Last updated on April 28th, 2020
Humans are programmed to like certainty. We’ve all had times where something that “should” have happened doesn’t and we all know that feeling of annoyance that creeps up. If what happens is something we really didn’t want, well, annoyance blows into anger for some.
Why do we get annoyed? Because when something happens outside of our control, it attacks the very thing that humans like; control. Look around you – the human race has devised an infinite numbers of devices and contraptions with the idea of controlling the previously uncontrollable.
For traders, things that occur outside of our control usually costs us money and that, combined with the annoyance of not being in control of the price movement, sets us up for an extremely difficult time emotionally wise.
Trading Uncertainty Is Reality
No matter what you think you know in trading, the market is going to move whichever way holds the majority of the imbalance. A recent example is in Oats Futures. Someone I know what talking about the recent strong moves on volume in Oats even citing the break of the 200 dma and the break of consolidation as a strong bullish sign. He took a long position in this market and talked the position up.
It was as if he had a strong degree of certainty in the move and given his analysis, it did have some merit.
As for control? There is none and every trade entered must be done with the certainty that the certainty of your analysis does not exist. Mine take was different.
You can see the chart shows the move and the break of consolidation does appear to be strong. There were a few things that had me question the chart:
A. Strong move from the bottom of the pattern right to the top, for me, is not a good sign of continued momentum after the break
B. A consolidation below supply line and at the top of a momentum candle does speak to a continued move.

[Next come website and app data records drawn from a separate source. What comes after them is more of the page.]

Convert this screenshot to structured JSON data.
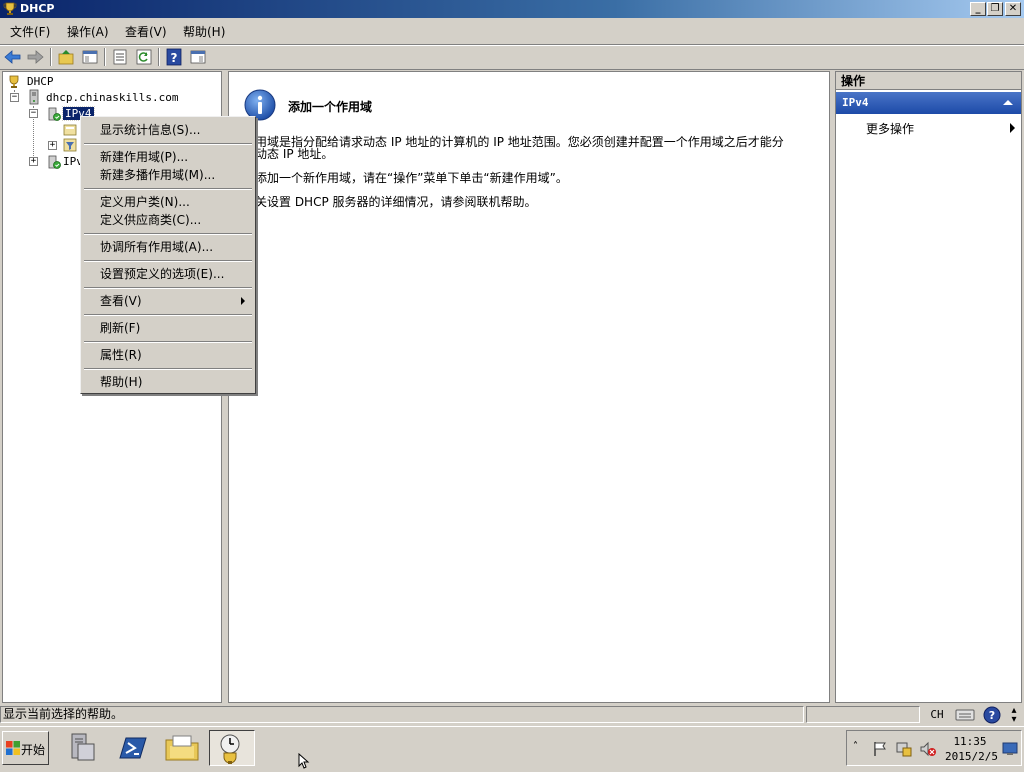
{
  "window": {
    "title": "DHCP"
  },
  "menu": [
    "文件(F)",
    "操作(A)",
    "查看(V)",
    "帮助(H)"
  ],
  "tree": {
    "root": "DHCP",
    "server": "dhcp.chinaskills.com",
    "ipv4": "IPv4",
    "ipv6": "IPv"
  },
  "context_menu": {
    "items": [
      "显示统计信息(S)...",
      "新建作用域(P)...",
      "新建多播作用域(M)...",
      "定义用户类(N)...",
      "定义供应商类(C)...",
      "协调所有作用域(A)...",
      "设置预定义的选项(E)...",
      "查看(V)",
      "刷新(F)",
      "属性(R)",
      "帮助(H)"
    ]
  },
  "main": {
    "heading": "添加一个作用域",
    "para1_line1": "用域是指分配给请求动态 IP 地址的计算机的 IP 地址范围。您必须创建并配置一个作用域之后才能分",
    "para1_line2": "动态 IP 地址。",
    "para2": "添加一个新作用域，请在“操作”菜单下单击“新建作用域”。",
    "para3": "关设置 DHCP 服务器的详细情况，请参阅联机帮助。"
  },
  "actions": {
    "header": "操作",
    "section": "IPv4",
    "more": "更多操作"
  },
  "status": {
    "text": "显示当前选择的帮助。"
  },
  "taskbar": {
    "start": "开始",
    "lang": "CH",
    "time": "11:35",
    "date": "2015/2/5"
  },
  "colors": {
    "titlebar": "#0a246a",
    "actions_section": "#1d4aa8",
    "selection": "#0a246a",
    "info_icon": "#1f5fbf"
  }
}
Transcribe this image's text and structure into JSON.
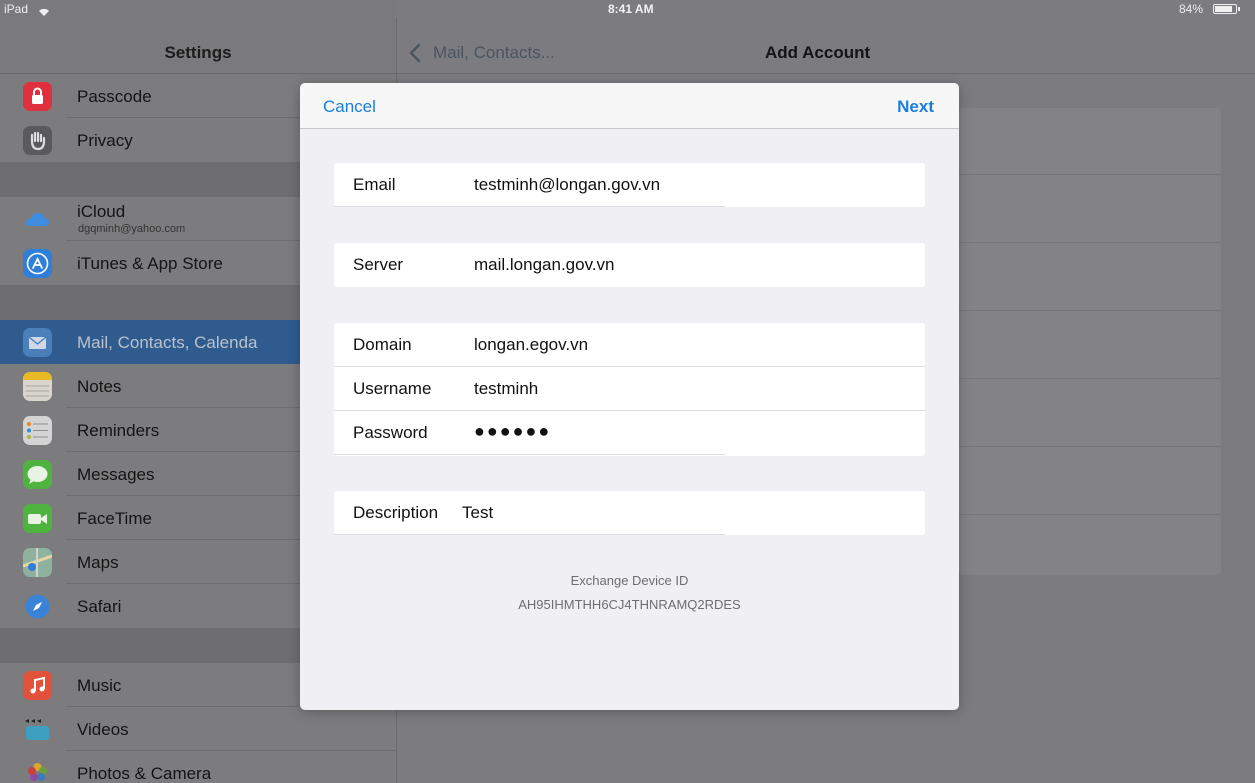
{
  "status_bar": {
    "device": "iPad",
    "time": "8:41 AM",
    "battery": "84%"
  },
  "sidebar": {
    "title": "Settings",
    "items": [
      {
        "label": "Passcode",
        "icon": "passcode-lock-icon"
      },
      {
        "label": "Privacy",
        "icon": "privacy-hand-icon"
      },
      {
        "label": "iCloud",
        "sublabel": "dgqminh@yahoo.com",
        "icon": "icloud-icon"
      },
      {
        "label": "iTunes & App Store",
        "icon": "app-store-icon"
      },
      {
        "label": "Mail, Contacts, Calenda",
        "icon": "mail-envelope-icon",
        "selected": true
      },
      {
        "label": "Notes",
        "icon": "notes-icon"
      },
      {
        "label": "Reminders",
        "icon": "reminders-icon"
      },
      {
        "label": "Messages",
        "icon": "messages-bubble-icon"
      },
      {
        "label": "FaceTime",
        "icon": "facetime-camera-icon"
      },
      {
        "label": "Maps",
        "icon": "maps-icon"
      },
      {
        "label": "Safari",
        "icon": "safari-compass-icon"
      },
      {
        "label": "Music",
        "icon": "music-note-icon"
      },
      {
        "label": "Videos",
        "icon": "videos-clapper-icon"
      },
      {
        "label": "Photos & Camera",
        "icon": "photos-flower-icon"
      }
    ]
  },
  "detail": {
    "back_label": "Mail, Contacts...",
    "title": "Add Account"
  },
  "modal": {
    "cancel_label": "Cancel",
    "next_label": "Next",
    "email": {
      "label": "Email",
      "value": "testminh@longan.gov.vn"
    },
    "server": {
      "label": "Server",
      "value": "mail.longan.gov.vn"
    },
    "domain": {
      "label": "Domain",
      "value": "longan.egov.vn"
    },
    "username": {
      "label": "Username",
      "value": "testminh"
    },
    "password": {
      "label": "Password",
      "value": "●●●●●●"
    },
    "description": {
      "label": "Description",
      "value": "Test"
    },
    "device_id_caption": "Exchange Device ID",
    "device_id": "AH95IHMTHH6CJ4THNRAMQ2RDES"
  },
  "colors": {
    "accent": "#1b7ddc",
    "selected_row": "#2f5b8f",
    "dimmed_background": "#7b7b80"
  }
}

Price is also approaching a high that was a sound price rejection better seen on the weekly chart. For me, this is a low probability play that must be tightly managed especially at highs.
- I didn’t take the trade at “B” although it turns out it would have given some profit.
- He took the trade and managed a small profit.
Both of us had to live in the world of uncertainty and be comfortable with it. If he would have been certain that this was going to run, he may have risked more or just ignored the chart until a profit target was reached. If I was certain it would be a failure and now proven wrong, I’d be kicking myself because the control I thought I had…the certainty of failure…would have been bowled over by his profits.
Could that lead me to take a revenge trade? In the past it would have.
Can Your Recognize Your Problem?
The lack of ability to deal with the uncertainty effectively isn’t always acutely obvious and often has a progression of behavioral stages. What frequently happens when traders cannot cope with uncertainty is that they struggle to take legitimate setups when they occur as they are unconvinced they will work.
But time and time again, they see these trades go on to work out. They then become more susceptible to taking trades which are sub-optimal – partly through frustration and partly through not wanting to miss out.
Inevitably these trades are less likely to work. Once in a trade (which by now a trader has convinced themselves of the fact that it will be a winner) profits are taken early (the need to make the trade a winner and thereby prove the trader’s original conviction) and losses are held beyond reasonable levels (because taking a loss confirms that a trader’s original idea was undeniably wrong).
In the former case the trader feels silly for having exited early, but the conviction of being right about the trade is cemented. The latter tends to create feelings of betrayal and mistrust that clearly are not conducive to effective trading.
9 Ways To Deal With Uncertainty
- Have no doubt what a trading setup looks like and what its ETS are (entries, targets, stops). By having a clear picture of how you trade, there is no room for ambiguity – you know when you have a trade and you know when you don’t.
- Simplify your method to what you can handle. Involve too many variables in a strategy and you’ll lose clarity in the moment and find that you are nervous about taking trades.
- Be aware of and accept anxiety about a trade, but do not let it control your actions.
- Rate yourself on how well you’re following your trading plan not and not on the actual results. Of course it’s also important to track the theoretical performance of your plan, as trading a strategy you know is a losing one won’t last and will create other problems. Your actions are controllable but the opportunities that the markets present are not.
- Really work on getting the whole “probabilities in trading” thing. It’s not about finding the most likely strategy to win – in fact there are plenty of profitable systems out there that have pretty unspectacular win:loss ratios. It’s about adapting your mind to accept the chances of taking a loss and embracing that risk.
- Be humble and accept your own fallibility – it’s important to work on trying to eliminate the majority of your mistakes, but you are still human so the odd mistake is inevitable. Also accept that you can act correctly and still come out with a losing trade. Probabilities again.
- Don’t be under-capitalized. Having a small trading account really creates a huge psychological problem that somewhere down the line you’ll have to deal with. A small account can get you going, but if you’re trying to make money, very trade takes on an unreasonably high degree of importance and inevitably fosters an undesirable attachment to outcomes.
- Surrender to the market and don’t try to win or not lose. Do your work and accept that the outcome on any single trade is unknowable.
- Meditation and exercise help reduce stress. Stress is a huge factor in allowing emotional judgments to take over from logical judgments and it is often generated in situations where we feel uncertainty or we have lost control (even if we never really had it anyway).